It was in 2014 when Alonso would move away from his homeland again. Real Madrid needed an overhaul of the squad, and at the age of 33, it was time for pastures new. A return to Real Sociedad was mooted, but it was Pep Guardiola, and Bayern Munich who came calling.
His impact on the Bundesliga was immediate, setting a record of most completed passes in the a single match with 186 against FC Köln. It was clear that despite his aging body, his mind and heart were still fresh as ever.
Alonso never let age get the better of him; he adapted his style to ensure his body and mind were fresh for every game. A consummate professional, his dedication to being in the best physical and mental condition meant he made 117 appearances in three seasons for Bayern, a club that demanded 100% in all aspects of their football.
But Alonso touched the hearts of fans across the world for more than just his ability on the pitch. His curious hobby in his teenage years is a story often told, with the Spaniard having spent a period of time in Ireland at aged 15. It was here he began his passion for Meath Gaelic Football. Alonso spent time with a family in Kells County Meath to learn English, but he also played the sport in his spare time with friends.
Described as a delicate, quiet and friendly man off the pitch by teammates, it was this unassuming demeanour which a large portion of the football world related to. Alonso joined the Premier League in an era where players were becoming celebrities, embracing the glitz and glamour that came with the astronomical wages on offer to those at the elite level.
Alonso was at the elite level of players getting a wage some of us would only dream of. But he was rarely on the front page, rarely in the news. In fact, if Alonso did appear in the media, it was because of what he had achieved on the pitch.
In interviews he was always open, honest, logical and classy. Not shying away from questions about the team or himself. He offered his words to the world and we listened, whatever the result, whatever the situation.
His retirement was archetypal of the man he was.

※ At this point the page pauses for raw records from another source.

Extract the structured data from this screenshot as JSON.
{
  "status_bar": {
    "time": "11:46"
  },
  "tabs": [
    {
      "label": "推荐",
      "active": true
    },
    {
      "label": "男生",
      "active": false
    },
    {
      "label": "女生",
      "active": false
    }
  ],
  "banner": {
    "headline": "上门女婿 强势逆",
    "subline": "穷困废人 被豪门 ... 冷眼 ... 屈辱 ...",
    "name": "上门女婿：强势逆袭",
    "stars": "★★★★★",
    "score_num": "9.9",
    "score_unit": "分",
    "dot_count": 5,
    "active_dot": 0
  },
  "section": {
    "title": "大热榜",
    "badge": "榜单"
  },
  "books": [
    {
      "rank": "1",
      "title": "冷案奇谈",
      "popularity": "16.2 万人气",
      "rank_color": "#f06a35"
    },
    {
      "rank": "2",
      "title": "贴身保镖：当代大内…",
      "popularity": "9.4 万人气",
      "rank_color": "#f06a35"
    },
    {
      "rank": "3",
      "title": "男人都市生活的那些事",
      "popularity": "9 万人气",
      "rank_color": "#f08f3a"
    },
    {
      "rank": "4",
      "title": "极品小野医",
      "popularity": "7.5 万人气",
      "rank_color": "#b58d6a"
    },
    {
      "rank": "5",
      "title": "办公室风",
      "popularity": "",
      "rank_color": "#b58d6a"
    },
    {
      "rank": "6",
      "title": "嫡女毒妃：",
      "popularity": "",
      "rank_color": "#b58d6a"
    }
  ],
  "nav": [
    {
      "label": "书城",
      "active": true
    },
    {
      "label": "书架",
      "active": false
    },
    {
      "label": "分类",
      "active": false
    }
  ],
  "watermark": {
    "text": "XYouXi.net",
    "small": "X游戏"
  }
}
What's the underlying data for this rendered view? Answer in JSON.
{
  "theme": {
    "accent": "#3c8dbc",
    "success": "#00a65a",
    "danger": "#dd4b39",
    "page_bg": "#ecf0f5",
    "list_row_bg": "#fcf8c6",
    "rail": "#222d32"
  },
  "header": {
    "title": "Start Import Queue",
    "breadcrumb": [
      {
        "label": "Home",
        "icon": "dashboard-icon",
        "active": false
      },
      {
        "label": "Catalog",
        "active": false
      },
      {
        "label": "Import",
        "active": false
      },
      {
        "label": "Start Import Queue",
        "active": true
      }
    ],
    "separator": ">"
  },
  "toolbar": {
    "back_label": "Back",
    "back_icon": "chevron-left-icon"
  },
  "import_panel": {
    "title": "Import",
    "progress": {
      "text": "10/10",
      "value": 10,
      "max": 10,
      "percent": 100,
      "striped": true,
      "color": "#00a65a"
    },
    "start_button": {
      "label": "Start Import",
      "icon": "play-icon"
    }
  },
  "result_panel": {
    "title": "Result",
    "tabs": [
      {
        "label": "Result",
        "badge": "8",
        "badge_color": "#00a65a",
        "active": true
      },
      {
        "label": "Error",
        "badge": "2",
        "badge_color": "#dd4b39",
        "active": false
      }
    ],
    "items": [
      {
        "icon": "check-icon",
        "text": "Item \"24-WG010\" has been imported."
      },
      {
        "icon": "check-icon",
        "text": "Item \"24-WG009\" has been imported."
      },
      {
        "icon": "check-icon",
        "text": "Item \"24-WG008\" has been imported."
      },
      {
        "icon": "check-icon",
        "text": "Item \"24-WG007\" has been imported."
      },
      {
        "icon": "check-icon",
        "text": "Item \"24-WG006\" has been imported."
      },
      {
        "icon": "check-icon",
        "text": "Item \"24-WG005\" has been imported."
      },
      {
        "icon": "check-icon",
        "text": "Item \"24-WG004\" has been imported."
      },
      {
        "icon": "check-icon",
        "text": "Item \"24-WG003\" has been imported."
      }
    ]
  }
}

A simple message, with an image that oozed the grace, class and style we learned to love.
His career was moulded by three of the biggest clubs the world has to offer, and in truth, all of them would take back their own iteration of Alonso in a heartbeat.

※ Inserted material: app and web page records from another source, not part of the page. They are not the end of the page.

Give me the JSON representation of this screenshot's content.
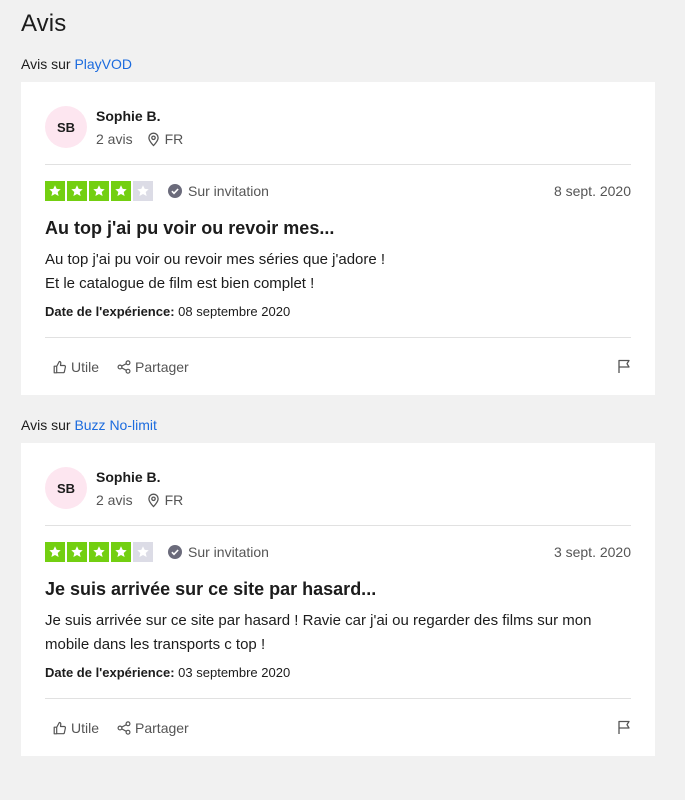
{
  "page": {
    "title": "Avis"
  },
  "reviews": [
    {
      "for_prefix": "Avis sur",
      "company": "PlayVOD",
      "user": {
        "initials": "SB",
        "name": "Sophie B.",
        "count": "2 avis",
        "country": "FR"
      },
      "rating": 4,
      "max_rating": 5,
      "verified": "Sur invitation",
      "date": "8 sept. 2020",
      "title": "Au top j'ai pu voir ou revoir mes...",
      "text": "Au top j'ai pu voir ou revoir mes séries que j'adore !\nEt le catalogue de film est bien complet !",
      "experience_label": "Date de l'expérience:",
      "experience_date": "08 septembre 2020",
      "useful_label": "Utile",
      "share_label": "Partager"
    },
    {
      "for_prefix": "Avis sur",
      "company": "Buzz No-limit",
      "user": {
        "initials": "SB",
        "name": "Sophie B.",
        "count": "2 avis",
        "country": "FR"
      },
      "rating": 4,
      "max_rating": 5,
      "verified": "Sur invitation",
      "date": "3 sept. 2020",
      "title": "Je suis arrivée sur ce site par hasard...",
      "text": "Je suis arrivée sur ce site par hasard ! Ravie car j'ai ou regarder des films sur mon mobile dans les transports c top !",
      "experience_label": "Date de l'expérience:",
      "experience_date": "03 septembre 2020",
      "useful_label": "Utile",
      "share_label": "Partager"
    }
  ],
  "colors": {
    "star_on": "#73cf11",
    "star_off": "#dcdce6",
    "link": "#1b6bde",
    "avatar_bg": "#fde6f0"
  },
  "icons": {
    "location": "location-pin-icon",
    "verified": "check-circle-icon",
    "useful": "thumbs-up-icon",
    "share": "share-icon",
    "report": "flag-icon",
    "star": "star-icon"
  }
}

There are some players who have an impact on you, there are some players who remind you of why you fell in love with football. Everyone has their favourites, be it because they played for your club, your national side, or that they played with a spark that was a joy to watch.
Xabi Alonso never played for my club side, and he never played for my national side. He never dazzled the cameras with tricks and flicks, but what he lacked in flair and flamboyance, he made up for in intelligence, technique and professionalism. My introduction to the beautiful game was heavily influenced by Alonso, from Istanbul to those halfway line goals against Luton and Newcastle.
The Spaniard is my favourite player of all time. So much so, I named my dog after him.
Alonso, meet Alonso.
By: Conor Dunford